*TASK OBJECTIVE*
Please find the lines in the following records that hold "colspan", and copy them.

*DATA LISTING*
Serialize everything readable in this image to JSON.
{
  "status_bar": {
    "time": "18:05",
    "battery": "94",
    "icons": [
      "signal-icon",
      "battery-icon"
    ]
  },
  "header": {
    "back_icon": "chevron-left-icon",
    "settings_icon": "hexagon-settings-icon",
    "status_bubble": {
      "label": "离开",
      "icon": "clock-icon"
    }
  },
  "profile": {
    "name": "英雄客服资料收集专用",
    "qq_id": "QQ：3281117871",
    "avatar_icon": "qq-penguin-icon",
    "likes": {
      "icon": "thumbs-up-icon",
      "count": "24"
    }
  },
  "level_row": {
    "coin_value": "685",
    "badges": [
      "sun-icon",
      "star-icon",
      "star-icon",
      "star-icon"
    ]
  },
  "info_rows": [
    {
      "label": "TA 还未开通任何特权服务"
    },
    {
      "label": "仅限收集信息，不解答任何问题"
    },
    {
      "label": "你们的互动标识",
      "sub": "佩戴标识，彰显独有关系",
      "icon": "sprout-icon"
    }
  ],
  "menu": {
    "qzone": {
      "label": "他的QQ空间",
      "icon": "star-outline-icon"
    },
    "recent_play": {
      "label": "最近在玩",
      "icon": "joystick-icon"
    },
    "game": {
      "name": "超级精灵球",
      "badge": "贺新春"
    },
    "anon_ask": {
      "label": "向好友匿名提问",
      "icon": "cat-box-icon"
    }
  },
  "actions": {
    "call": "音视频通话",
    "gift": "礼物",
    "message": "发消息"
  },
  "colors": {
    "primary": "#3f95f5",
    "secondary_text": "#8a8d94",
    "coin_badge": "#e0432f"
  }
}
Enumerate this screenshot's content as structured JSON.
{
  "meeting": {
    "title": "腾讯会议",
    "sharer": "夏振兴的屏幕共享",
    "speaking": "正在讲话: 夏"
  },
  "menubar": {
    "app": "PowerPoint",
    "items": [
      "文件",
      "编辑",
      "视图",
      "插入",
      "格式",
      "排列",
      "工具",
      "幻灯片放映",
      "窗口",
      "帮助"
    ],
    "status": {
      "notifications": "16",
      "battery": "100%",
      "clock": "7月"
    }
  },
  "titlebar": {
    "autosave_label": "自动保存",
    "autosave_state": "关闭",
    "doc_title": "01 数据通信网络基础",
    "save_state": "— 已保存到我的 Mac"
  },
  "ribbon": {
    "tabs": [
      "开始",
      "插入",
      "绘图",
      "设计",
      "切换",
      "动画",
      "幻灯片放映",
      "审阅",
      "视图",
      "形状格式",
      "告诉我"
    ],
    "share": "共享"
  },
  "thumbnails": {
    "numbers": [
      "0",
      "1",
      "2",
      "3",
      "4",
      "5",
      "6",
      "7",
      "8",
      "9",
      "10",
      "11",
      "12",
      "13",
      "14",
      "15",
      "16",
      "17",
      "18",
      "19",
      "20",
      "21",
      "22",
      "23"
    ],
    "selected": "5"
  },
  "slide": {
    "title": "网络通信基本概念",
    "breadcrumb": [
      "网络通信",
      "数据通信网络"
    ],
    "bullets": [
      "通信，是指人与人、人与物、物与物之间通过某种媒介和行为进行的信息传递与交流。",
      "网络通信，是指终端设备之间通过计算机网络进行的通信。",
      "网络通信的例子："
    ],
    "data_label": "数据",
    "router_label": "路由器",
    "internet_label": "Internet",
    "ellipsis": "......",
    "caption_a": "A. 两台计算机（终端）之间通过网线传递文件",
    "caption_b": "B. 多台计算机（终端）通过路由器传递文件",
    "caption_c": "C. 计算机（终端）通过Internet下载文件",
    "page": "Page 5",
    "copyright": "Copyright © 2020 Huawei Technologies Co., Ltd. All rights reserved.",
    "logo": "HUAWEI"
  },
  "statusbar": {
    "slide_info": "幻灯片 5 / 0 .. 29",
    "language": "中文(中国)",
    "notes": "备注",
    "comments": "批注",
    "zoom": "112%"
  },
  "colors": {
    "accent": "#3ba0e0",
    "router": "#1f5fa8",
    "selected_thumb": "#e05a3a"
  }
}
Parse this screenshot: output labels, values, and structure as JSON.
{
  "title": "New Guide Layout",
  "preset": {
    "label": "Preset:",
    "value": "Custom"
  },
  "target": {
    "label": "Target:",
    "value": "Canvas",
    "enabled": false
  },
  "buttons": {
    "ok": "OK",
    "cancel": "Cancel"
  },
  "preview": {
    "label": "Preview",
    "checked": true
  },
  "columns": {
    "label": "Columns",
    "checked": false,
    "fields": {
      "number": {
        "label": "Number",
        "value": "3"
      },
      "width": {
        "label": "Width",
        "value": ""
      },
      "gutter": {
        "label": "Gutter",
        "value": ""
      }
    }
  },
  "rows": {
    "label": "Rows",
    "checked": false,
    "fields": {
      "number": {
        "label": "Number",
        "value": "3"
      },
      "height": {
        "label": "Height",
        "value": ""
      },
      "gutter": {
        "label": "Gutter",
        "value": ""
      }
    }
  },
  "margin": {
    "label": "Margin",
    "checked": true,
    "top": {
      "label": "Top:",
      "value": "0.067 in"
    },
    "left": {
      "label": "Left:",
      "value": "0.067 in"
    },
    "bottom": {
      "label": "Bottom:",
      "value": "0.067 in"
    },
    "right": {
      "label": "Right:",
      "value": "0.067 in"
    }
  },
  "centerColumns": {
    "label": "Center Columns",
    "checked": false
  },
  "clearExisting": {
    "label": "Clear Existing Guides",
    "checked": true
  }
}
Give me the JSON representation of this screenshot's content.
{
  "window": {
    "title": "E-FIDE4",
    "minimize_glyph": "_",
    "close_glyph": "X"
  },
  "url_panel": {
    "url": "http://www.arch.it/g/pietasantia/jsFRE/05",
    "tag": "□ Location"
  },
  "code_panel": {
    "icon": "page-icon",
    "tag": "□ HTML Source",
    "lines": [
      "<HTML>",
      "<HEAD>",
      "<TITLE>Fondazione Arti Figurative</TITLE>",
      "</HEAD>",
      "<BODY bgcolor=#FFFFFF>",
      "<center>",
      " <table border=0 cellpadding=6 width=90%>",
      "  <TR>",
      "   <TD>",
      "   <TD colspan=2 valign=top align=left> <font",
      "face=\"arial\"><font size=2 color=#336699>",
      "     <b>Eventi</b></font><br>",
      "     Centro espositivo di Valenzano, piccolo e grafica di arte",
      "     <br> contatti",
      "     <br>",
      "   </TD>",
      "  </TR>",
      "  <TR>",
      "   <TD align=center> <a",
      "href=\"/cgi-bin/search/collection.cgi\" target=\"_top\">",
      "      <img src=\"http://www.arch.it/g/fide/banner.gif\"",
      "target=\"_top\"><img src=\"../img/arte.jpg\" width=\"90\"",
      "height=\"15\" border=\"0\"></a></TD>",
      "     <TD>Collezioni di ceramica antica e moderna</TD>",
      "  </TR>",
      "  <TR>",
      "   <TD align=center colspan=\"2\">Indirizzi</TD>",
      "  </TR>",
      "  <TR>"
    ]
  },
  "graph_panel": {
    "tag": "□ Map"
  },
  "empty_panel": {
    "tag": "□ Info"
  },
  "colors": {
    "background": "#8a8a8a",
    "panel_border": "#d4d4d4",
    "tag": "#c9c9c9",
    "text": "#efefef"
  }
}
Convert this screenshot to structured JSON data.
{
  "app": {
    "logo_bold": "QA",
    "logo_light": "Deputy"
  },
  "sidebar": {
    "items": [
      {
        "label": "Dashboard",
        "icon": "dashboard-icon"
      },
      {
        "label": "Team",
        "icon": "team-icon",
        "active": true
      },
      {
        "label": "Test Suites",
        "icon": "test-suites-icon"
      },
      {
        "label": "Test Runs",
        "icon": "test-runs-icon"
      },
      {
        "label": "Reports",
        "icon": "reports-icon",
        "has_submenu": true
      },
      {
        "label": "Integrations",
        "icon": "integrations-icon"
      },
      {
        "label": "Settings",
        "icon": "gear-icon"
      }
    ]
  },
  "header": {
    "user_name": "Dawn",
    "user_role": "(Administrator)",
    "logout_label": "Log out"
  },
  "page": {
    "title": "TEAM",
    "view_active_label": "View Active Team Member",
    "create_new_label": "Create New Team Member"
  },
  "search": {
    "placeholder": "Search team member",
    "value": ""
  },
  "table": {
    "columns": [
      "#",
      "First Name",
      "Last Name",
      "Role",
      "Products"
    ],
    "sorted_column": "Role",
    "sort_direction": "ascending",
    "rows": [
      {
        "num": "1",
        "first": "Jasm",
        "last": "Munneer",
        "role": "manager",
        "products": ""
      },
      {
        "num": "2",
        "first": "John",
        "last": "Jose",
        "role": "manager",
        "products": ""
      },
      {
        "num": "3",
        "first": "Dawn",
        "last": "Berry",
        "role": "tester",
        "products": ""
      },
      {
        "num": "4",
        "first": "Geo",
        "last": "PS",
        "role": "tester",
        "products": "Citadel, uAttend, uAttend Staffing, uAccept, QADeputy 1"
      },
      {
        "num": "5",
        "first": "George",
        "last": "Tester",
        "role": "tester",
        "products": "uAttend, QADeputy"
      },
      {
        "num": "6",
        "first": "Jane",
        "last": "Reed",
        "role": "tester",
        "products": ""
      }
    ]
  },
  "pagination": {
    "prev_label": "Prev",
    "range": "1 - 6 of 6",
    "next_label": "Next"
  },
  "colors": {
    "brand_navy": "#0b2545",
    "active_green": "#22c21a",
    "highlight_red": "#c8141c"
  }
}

*WRITTEN REPLY*
      "   <TD colspan=2 valign=top align=left> <font",
      "   <TD align=center colspan=\"2\">Indirizzi</TD>",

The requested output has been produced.